Start to finish, copy the data exactly.

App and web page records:
----
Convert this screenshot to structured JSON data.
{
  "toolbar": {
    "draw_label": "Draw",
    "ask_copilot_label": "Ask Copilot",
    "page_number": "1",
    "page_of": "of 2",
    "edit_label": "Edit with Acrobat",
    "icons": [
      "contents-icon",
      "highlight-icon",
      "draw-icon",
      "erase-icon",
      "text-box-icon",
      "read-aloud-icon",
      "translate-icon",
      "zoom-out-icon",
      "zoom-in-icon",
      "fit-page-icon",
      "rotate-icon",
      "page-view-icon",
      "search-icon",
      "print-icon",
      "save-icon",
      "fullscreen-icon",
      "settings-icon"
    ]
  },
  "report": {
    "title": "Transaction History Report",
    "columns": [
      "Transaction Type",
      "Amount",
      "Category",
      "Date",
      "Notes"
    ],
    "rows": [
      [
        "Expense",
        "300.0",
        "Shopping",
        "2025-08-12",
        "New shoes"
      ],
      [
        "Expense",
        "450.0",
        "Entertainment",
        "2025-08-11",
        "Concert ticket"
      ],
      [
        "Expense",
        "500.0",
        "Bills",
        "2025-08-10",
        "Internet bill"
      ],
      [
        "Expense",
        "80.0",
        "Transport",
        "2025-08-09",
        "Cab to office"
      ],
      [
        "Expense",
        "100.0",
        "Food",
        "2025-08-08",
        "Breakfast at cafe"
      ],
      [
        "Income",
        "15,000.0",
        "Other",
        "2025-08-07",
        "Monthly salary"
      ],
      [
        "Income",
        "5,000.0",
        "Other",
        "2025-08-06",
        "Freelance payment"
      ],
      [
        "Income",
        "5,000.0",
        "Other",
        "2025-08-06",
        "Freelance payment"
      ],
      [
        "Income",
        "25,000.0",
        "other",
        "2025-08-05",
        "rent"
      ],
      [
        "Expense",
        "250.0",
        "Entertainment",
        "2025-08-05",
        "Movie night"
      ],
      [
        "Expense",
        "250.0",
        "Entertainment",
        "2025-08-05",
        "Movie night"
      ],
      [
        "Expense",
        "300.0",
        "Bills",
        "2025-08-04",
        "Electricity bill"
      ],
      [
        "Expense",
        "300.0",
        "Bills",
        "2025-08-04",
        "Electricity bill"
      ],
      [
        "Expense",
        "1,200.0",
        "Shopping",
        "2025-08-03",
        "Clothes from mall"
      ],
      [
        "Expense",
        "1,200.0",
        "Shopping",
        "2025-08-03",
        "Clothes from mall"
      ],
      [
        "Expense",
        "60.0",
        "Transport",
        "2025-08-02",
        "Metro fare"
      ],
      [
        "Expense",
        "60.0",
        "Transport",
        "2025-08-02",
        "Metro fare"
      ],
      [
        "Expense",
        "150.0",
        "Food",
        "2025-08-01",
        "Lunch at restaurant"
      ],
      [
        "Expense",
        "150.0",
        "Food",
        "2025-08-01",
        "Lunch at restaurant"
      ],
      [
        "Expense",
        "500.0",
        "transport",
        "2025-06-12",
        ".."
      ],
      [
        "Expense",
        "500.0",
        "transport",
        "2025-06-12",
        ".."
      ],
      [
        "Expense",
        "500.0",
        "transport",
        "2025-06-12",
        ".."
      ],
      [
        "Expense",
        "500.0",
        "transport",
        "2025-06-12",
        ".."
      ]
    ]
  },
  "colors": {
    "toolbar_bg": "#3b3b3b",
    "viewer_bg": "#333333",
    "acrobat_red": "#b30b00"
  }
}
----
Written solution:
Convert this screenshot to structured JSON data.
{
  "toolbar": {
    "draw_label": "Draw",
    "ask_copilot_label": "Ask Copilot",
    "page_number": "1",
    "page_of": "of 2",
    "edit_label": "Edit with Acrobat",
    "icons": [
      "contents-icon",
      "highlight-icon",
      "draw-icon",
      "erase-icon",
      "text-box-icon",
      "read-aloud-icon",
      "translate-icon",
      "zoom-out-icon",
      "zoom-in-icon",
      "fit-page-icon",
      "rotate-icon",
      "page-view-icon",
      "search-icon",
      "print-icon",
      "save-icon",
      "fullscreen-icon",
      "settings-icon"
    ]
  },
  "report": {
    "title": "Transaction History Report",
    "columns": [
      "Transaction Type",
      "Amount",
      "Category",
      "Date",
      "Notes"
    ],
    "rows": [
      [
        "Expense",
        "300.0",
        "Shopping",
        "2025-08-12",
        "New shoes"
      ],
      [
        "Expense",
        "450.0",
        "Entertainment",
        "2025-08-11",
        "Concert ticket"
      ],
      [
        "Expense",
        "500.0",
        "Bills",
        "2025-08-10",
        "Internet bill"
      ],
      [
        "Expense",
        "80.0",
        "Transport",
        "2025-08-09",
        "Cab to office"
      ],
      [
        "Expense",
        "100.0",
        "Food",
        "2025-08-08",
        "Breakfast at cafe"
      ],
      [
        "Income",
        "15,000.0",
        "Other",
        "2025-08-07",
        "Monthly salary"
      ],
      [
        "Income",
        "5,000.0",
        "Other",
        "2025-08-06",
        "Freelance payment"
      ],
      [
        "Income",
        "5,000.0",
        "Other",
        "2025-08-06",
        "Freelance payment"
      ],
      [
        "Income",
        "25,000.0",
        "other",
        "2025-08-05",
        "rent"
      ],
      [
        "Expense",
        "250.0",
        "Entertainment",
        "2025-08-05",
        "Movie night"
      ],
      [
        "Expense",
        "250.0",
        "Entertainment",
        "2025-08-05",
        "Movie night"
      ],
      [
        "Expense",
        "300.0",
        "Bills",
        "2025-08-04",
        "Electricity bill"
      ],
      [
        "Expense",
        "300.0",
        "Bills",
        "2025-08-04",
        "Electricity bill"
      ],
      [
        "Expense",
        "1,200.0",
        "Shopping",
        "2025-08-03",
        "Clothes from mall"
      ],
      [
        "Expense",
        "1,200.0",
        "Shopping",
        "2025-08-03",
        "Clothes from mall"
      ],
      [
        "Expense",
        "60.0",
        "Transport",
        "2025-08-02",
        "Metro fare"
      ],
      [
        "Expense",
        "60.0",
        "Transport",
        "2025-08-02",
        "Metro fare"
      ],
      [
        "Expense",
        "150.0",
        "Food",
        "2025-08-01",
        "Lunch at restaurant"
      ],
      [
        "Expense",
        "150.0",
        "Food",
        "2025-08-01",
        "Lunch at restaurant"
      ],
      [
        "Expense",
        "500.0",
        "transport",
        "2025-06-12",
        ".."
      ],
      [
        "Expense",
        "500.0",
        "transport",
        "2025-06-12",
        ".."
      ],
      [
        "Expense",
        "500.0",
        "transport",
        "2025-06-12",
        ".."
      ],
      [
        "Expense",
        "500.0",
        "transport",
        "2025-06-12",
        ".."
      ]
    ]
  },
  "colors": {
    "toolbar_bg": "#3b3b3b",
    "viewer_bg": "#333333",
    "acrobat_red": "#b30b00"
  }
}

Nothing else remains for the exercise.